• **Work order**: Examine each line of the data, and copy the ones containing "time".

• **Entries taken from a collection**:
══════════
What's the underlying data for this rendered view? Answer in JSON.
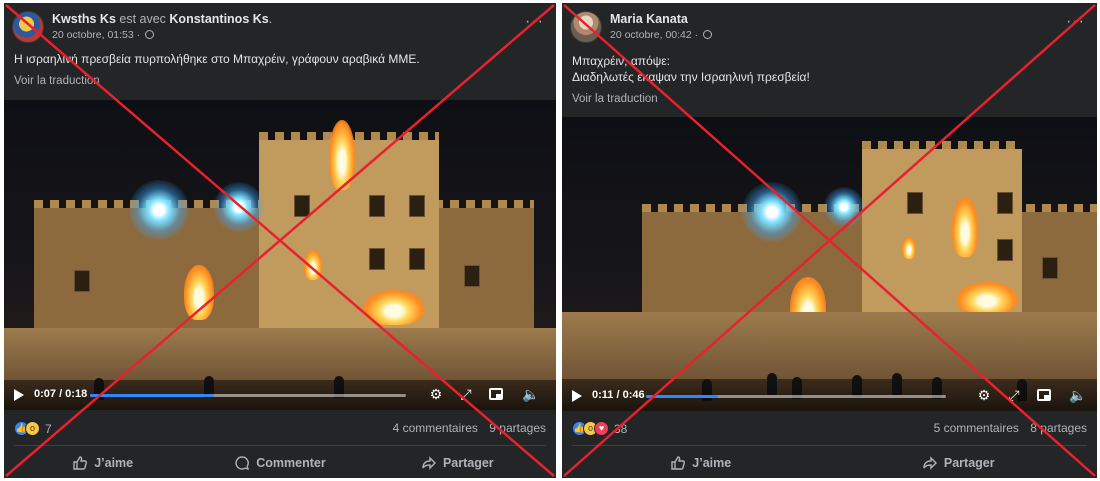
{
  "posts": [
    {
      "author": "Kwsths Ks",
      "with_text": " est avec ",
      "tagged": "Konstantinos Ks",
      "tagged_suffix": ".",
      "date": "20 octobre, 01:53 ·",
      "more": "···",
      "text_lines": [
        "Η ισραηλινή πρεσβεία πυρπολήθηκε στο Μπαχρέιν, γράφουν αραβικά ΜΜΕ."
      ],
      "translate": "Voir la traduction",
      "video": {
        "time": "0:07 / 0:18",
        "progress": 0.39
      },
      "reactions": [
        "like",
        "wow"
      ],
      "reaction_count": "7",
      "comments": "4 commentaires",
      "shares": "9 partages",
      "actions": [
        "J’aime",
        "Commenter",
        "Partager"
      ],
      "crossed_out": true
    },
    {
      "author": "Maria Kanata",
      "with_text": "",
      "tagged": "",
      "tagged_suffix": "",
      "date": "20 octobre, 00:42 ·",
      "more": "···",
      "text_lines": [
        "Μπαχρέιν, απόψε:",
        "Διαδηλωτές έκαψαν την Ισραηλινή πρεσβεία!"
      ],
      "translate": "Voir la traduction",
      "video": {
        "time": "0:11 / 0:46",
        "progress": 0.24
      },
      "reactions": [
        "like",
        "wow",
        "love"
      ],
      "reaction_count": "38",
      "comments": "5 commentaires",
      "shares": "8 partages",
      "actions": [
        "J’aime",
        "Partager"
      ],
      "crossed_out": true
    }
  ],
  "colors": {
    "card_bg": "#242526",
    "text_primary": "#e4e6eb",
    "text_secondary": "#b0b3b8",
    "progress_accent": "#2d88ff",
    "cross": "#e8212e"
  },
  "icons": [
    "globe-icon",
    "more-icon",
    "play-icon",
    "settings-icon",
    "expand-icon",
    "pip-icon",
    "volume-icon",
    "like-icon",
    "comment-icon",
    "share-icon",
    "cross-out-mark"
  ]
}
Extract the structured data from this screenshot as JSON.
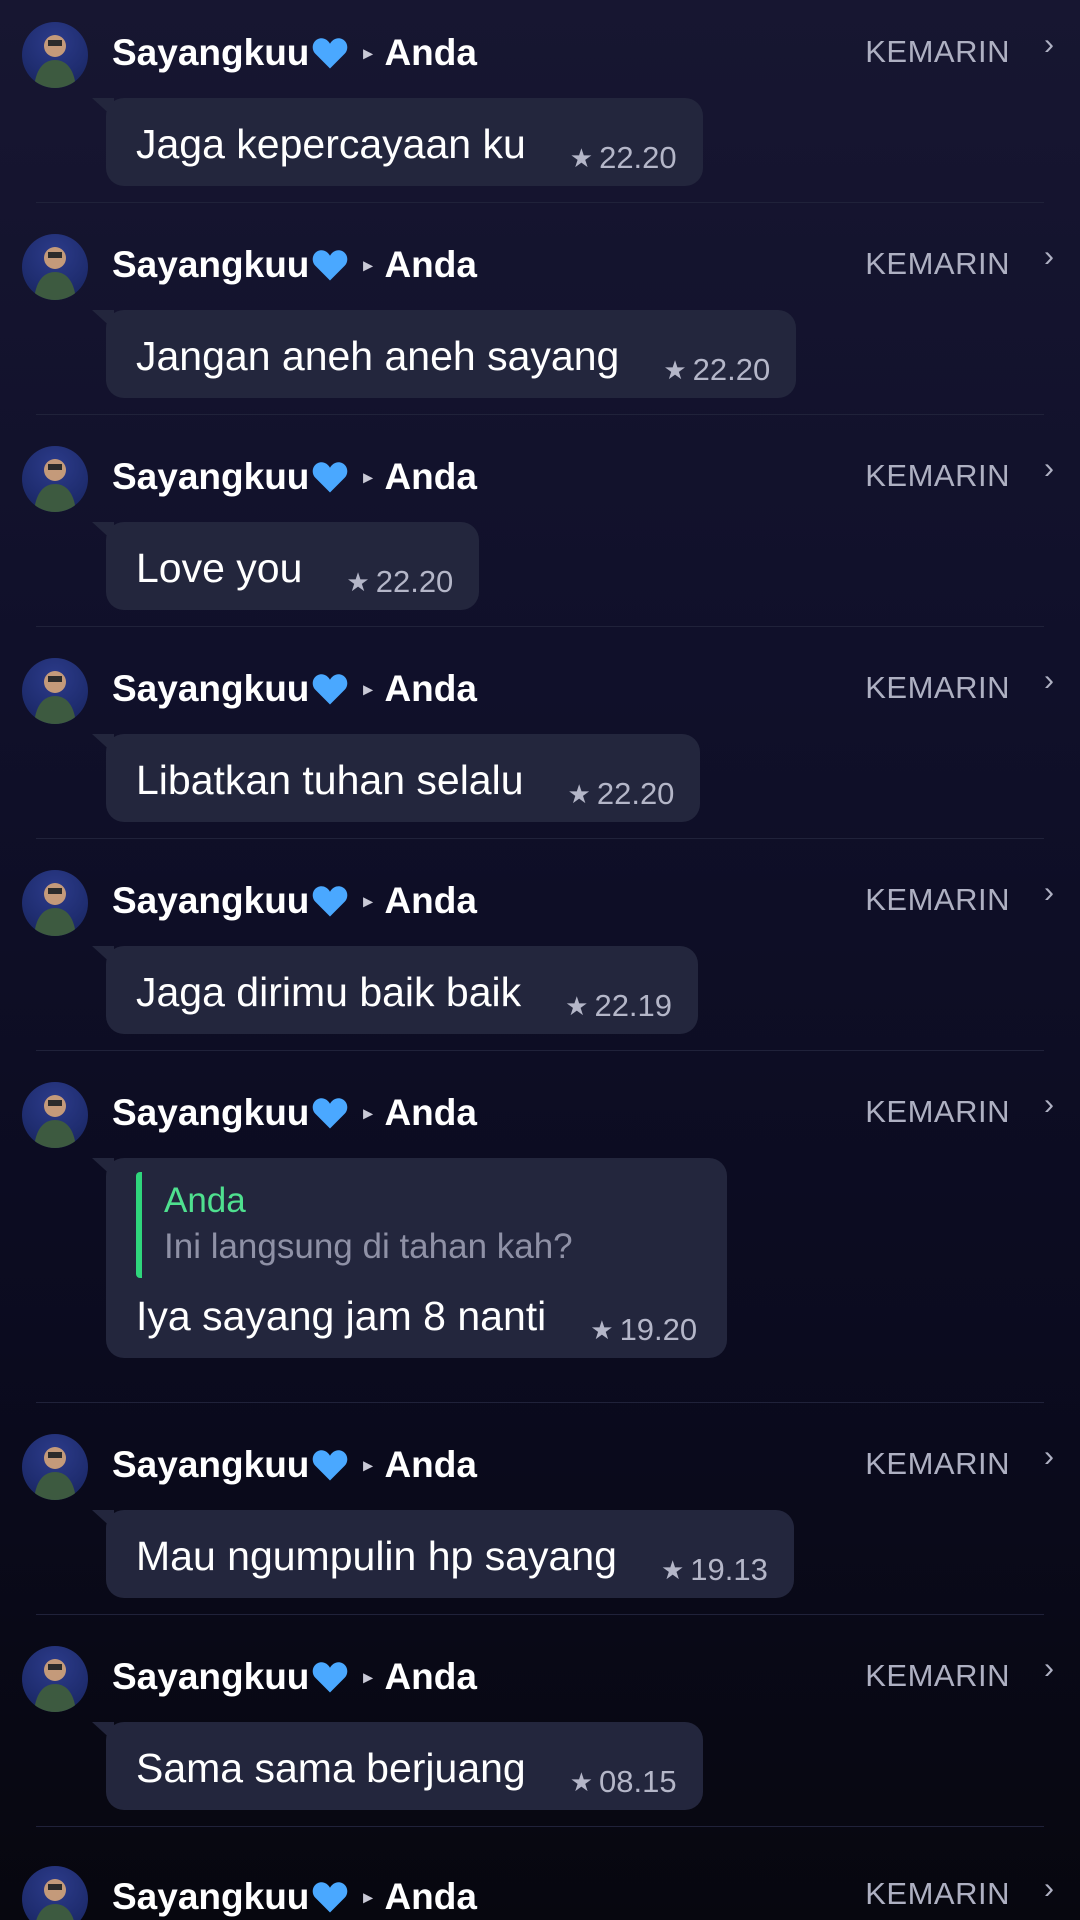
{
  "sender": "Sayangkuu",
  "recipient": "Anda",
  "day_label": "KEMARIN",
  "icons": {
    "heart": "blue-heart-icon",
    "arrow": "right-triangle-icon",
    "chevron": "chevron-right-icon",
    "star": "star-icon"
  },
  "colors": {
    "bubble": "#23263d",
    "quote_bar": "#2fd67c",
    "quote_name": "#4fe08f",
    "heart": "#4aa8ff"
  },
  "messages": [
    {
      "text": "Jaga kepercayaan ku",
      "time": "22.20"
    },
    {
      "text": "Jangan aneh aneh sayang",
      "time": "22.20"
    },
    {
      "text": "Love you",
      "time": "22.20"
    },
    {
      "text": "Libatkan tuhan selalu",
      "time": "22.20"
    },
    {
      "text": "Jaga dirimu baik baik",
      "time": "22.19"
    },
    {
      "text": "Iya sayang jam 8 nanti",
      "time": "19.20",
      "quote": {
        "name": "Anda",
        "text": "Ini langsung di tahan kah?"
      }
    },
    {
      "text": "Mau ngumpulin hp sayang",
      "time": "19.13"
    },
    {
      "text": "Sama sama berjuang",
      "time": "08.15"
    },
    {
      "text": "",
      "time": ""
    }
  ]
}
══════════
• **Answer section**:
        "time": "0:07 / 0:18",
        "time": "0:11 / 0:46",
      "time": "22.20"
      "time": "22.20"
      "time": "22.20"
      "time": "22.20"
      "time": "22.19"
      "time": "19.20",
      "time": "19.13"
      "time": "08.15"
      "time": ""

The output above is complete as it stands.